Many students call Utah Valley a ‘bubble,’ but in reality there are 40 different faiths represented in the Utah Valley area.
The Interfaith Student Association was founded at UVU 15 years ago to promote religious liberty and expel religious misconceptions. Anyone college age can join. The association exists to support students to live their faith. The ISA met on Wednesday. The topic was: “Charity: The Golden Rule.”
The group spoke about generosity and kindness. Chaplain Linda Walton spoke about how homeless people are often misunderstood. She said we should cultivate greater understanding and good will towards all people. She recommended giving thank you cards, flowers and performing small acts of kindness to those who are less appreciated and loved. She said that often she send cards to her local police officers and government officials who often receive negative attention.
Although ISA has members from all types of beliefs, the group members agree on basic moral principles.
“We all agree to disagree,” said Walton. “We talk about our common values, such as the golden rule. There is some form of the golden rule in every religion.”
All members agreed charity is important. Acts of charity are therapeutic, reduce stress and enable one to have a better attitude said Walton. By giving one receives, she said. Walton encouraged the group members to be courteous especially in uncomfortable situations.
“I learned that I need to put myself out there a lot more,” said Kenna McKay, majoring in Fine Arts at UVU. “I would like to learn about customs of other faiths. I don’t want to offend anyone.”
The ISA provides greater cultural sensitivity for students.

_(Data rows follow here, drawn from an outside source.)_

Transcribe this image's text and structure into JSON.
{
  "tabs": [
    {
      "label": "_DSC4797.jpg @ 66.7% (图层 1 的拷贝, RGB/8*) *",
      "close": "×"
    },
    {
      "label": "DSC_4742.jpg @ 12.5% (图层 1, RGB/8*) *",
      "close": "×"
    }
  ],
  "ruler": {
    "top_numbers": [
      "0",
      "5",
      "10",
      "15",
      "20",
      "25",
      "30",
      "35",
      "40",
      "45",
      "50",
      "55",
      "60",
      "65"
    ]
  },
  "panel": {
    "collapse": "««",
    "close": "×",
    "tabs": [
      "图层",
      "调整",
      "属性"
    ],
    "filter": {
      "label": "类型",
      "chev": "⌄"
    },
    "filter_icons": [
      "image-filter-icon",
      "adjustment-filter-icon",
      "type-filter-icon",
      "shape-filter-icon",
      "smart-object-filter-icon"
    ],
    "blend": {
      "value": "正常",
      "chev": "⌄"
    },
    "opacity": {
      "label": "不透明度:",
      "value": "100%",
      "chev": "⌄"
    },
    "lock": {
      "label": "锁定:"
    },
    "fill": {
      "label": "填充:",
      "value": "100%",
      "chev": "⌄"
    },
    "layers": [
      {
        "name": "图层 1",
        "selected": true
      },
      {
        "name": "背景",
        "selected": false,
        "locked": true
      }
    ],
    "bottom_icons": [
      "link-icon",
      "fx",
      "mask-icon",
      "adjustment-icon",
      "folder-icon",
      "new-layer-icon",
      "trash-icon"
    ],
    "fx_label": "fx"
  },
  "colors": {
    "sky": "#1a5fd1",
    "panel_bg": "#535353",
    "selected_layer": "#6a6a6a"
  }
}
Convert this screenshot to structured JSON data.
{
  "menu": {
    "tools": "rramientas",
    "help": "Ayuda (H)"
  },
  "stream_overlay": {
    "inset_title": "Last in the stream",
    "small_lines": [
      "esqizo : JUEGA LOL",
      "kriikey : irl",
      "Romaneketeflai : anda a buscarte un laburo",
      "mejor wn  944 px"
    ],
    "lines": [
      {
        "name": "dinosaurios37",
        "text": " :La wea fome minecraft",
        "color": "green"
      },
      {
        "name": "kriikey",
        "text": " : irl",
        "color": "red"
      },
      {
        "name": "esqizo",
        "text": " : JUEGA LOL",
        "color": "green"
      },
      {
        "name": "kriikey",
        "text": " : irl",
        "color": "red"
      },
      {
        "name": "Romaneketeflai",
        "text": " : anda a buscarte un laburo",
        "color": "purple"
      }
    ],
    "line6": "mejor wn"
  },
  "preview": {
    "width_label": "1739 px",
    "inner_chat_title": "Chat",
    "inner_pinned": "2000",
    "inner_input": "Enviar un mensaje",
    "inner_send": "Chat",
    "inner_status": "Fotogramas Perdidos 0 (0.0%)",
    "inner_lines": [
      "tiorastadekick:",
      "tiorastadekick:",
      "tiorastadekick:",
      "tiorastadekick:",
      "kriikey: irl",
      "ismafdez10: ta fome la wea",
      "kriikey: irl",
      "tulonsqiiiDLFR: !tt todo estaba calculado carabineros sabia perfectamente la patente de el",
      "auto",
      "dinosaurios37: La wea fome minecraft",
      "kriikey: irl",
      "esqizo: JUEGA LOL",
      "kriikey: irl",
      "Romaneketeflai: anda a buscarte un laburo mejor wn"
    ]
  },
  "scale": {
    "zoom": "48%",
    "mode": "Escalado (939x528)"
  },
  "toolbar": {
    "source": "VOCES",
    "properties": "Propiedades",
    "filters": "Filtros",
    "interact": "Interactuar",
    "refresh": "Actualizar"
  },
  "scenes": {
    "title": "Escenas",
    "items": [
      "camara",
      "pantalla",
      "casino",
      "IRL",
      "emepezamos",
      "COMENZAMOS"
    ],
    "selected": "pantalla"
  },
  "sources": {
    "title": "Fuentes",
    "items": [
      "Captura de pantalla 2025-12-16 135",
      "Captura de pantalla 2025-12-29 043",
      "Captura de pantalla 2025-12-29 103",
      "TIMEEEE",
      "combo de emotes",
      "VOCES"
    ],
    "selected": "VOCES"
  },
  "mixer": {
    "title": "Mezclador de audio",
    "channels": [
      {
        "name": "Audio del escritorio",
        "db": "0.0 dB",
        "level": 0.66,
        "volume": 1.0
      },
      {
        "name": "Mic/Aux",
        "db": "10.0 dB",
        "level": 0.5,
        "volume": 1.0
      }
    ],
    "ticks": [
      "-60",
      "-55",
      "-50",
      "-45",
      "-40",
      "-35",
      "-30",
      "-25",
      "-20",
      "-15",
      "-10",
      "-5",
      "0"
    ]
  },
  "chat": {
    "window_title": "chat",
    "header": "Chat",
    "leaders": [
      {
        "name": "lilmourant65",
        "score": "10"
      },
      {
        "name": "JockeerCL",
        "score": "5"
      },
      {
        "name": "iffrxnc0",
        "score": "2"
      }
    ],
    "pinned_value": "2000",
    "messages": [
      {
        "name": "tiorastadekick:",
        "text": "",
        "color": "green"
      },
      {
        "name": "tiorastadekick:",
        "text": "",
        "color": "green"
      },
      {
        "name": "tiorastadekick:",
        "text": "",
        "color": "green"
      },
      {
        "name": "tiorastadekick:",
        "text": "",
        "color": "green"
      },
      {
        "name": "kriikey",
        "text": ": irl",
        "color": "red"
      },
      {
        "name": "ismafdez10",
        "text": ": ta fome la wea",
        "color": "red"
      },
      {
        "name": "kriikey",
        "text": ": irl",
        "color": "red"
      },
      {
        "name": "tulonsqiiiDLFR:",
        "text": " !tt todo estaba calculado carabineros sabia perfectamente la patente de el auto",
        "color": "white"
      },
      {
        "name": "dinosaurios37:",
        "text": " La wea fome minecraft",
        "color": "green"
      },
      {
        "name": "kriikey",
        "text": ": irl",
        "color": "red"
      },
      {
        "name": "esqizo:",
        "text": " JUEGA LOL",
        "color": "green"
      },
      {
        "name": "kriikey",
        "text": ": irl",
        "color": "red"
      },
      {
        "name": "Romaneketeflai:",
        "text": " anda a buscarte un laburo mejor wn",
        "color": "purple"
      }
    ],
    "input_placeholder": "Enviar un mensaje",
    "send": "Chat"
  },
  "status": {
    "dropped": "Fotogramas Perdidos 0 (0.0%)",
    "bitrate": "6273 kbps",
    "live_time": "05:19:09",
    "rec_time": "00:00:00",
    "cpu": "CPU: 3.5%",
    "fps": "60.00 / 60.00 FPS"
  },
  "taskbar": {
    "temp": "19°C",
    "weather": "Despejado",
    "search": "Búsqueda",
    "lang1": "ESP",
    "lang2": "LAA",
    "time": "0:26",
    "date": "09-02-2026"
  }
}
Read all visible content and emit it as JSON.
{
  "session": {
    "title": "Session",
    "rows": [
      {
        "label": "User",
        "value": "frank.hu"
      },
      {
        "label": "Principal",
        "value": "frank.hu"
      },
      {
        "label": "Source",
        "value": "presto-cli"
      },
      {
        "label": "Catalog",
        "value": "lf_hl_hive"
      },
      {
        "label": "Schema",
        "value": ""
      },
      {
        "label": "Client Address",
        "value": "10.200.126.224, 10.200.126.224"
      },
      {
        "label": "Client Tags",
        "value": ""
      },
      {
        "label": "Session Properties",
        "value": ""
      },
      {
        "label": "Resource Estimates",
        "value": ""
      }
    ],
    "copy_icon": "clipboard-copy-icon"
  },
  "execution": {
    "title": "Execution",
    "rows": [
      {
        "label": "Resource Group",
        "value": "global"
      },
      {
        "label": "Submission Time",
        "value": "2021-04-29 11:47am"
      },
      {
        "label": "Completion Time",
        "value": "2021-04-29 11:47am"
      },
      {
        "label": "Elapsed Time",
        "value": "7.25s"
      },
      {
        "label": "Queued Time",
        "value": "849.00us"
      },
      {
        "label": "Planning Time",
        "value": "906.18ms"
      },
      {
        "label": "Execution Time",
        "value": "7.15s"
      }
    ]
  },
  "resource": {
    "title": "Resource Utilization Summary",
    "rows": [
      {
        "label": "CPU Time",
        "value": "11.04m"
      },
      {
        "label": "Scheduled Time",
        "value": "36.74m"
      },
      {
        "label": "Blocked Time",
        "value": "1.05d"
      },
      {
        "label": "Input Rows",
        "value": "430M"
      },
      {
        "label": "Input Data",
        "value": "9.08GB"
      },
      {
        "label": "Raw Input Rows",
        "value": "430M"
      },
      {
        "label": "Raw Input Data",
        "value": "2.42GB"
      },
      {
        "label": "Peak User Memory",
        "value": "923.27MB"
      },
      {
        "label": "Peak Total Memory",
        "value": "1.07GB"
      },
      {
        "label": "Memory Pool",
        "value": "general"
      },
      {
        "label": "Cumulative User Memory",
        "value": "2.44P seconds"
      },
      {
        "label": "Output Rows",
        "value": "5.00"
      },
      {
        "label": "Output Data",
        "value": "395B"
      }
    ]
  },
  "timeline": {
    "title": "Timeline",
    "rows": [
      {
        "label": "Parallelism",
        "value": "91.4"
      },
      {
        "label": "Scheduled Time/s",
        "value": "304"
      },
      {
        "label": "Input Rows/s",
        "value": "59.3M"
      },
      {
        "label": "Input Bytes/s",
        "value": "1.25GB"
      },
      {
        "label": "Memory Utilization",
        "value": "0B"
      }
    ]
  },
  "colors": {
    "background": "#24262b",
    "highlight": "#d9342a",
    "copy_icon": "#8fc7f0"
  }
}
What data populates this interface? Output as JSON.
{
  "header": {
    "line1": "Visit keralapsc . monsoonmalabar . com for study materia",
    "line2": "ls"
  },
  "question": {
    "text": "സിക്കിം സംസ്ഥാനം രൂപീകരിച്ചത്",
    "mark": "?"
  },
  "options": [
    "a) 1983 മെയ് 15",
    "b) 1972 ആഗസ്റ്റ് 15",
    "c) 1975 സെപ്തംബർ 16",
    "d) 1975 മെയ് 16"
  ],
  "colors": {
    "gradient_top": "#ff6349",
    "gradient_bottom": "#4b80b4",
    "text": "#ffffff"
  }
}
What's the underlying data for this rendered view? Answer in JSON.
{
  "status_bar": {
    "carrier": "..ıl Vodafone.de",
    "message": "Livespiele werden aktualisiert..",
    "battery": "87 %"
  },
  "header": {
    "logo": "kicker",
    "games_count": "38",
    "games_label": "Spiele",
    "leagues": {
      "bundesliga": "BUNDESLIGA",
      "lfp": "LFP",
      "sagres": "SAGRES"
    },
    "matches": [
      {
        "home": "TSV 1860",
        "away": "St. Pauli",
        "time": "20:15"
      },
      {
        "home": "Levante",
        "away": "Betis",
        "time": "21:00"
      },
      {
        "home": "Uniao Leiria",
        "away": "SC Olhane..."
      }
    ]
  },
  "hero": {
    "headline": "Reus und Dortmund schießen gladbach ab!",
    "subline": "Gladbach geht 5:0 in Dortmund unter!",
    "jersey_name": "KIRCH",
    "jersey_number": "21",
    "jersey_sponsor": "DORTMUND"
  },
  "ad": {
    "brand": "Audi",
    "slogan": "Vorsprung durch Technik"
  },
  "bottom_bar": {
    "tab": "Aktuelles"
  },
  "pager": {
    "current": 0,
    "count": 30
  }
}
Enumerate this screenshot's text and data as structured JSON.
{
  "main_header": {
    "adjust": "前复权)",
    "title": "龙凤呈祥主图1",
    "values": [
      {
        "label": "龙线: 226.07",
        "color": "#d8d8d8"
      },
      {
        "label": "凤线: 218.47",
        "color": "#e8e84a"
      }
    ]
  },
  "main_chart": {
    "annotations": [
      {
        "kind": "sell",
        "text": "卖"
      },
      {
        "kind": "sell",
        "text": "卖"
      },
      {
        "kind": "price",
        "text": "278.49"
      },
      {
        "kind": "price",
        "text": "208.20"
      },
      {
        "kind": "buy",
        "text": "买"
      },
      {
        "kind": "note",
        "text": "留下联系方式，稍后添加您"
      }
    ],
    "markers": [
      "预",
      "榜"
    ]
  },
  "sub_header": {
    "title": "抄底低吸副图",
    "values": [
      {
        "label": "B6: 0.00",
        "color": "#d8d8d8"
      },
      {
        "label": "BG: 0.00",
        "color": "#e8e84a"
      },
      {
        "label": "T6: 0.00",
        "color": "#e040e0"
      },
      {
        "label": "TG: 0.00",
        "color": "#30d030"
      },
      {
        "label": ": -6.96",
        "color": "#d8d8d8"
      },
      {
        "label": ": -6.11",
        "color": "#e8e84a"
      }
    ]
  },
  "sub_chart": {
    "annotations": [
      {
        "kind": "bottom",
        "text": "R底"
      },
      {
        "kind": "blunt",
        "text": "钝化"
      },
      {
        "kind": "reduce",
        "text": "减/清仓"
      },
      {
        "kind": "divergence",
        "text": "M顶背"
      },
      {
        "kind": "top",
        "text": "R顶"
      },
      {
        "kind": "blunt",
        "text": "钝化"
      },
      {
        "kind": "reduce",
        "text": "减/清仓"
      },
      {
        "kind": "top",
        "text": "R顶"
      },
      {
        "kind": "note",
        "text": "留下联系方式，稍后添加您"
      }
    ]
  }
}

It also seeks to provide resources about all types of religions for the decisive college years. It features different religions at the meetings and website to allow for greater understanding.
“I am interested in getting to know about other faiths because I want to be more accepting of other faiths,” said Paul Peterson, UVU student majoring in Behavioral Sciences.
Learning about other religions and beliefs is insightful according to the members of ISA.
“We want to get on all campuses and expand to the whole state,” said Walton.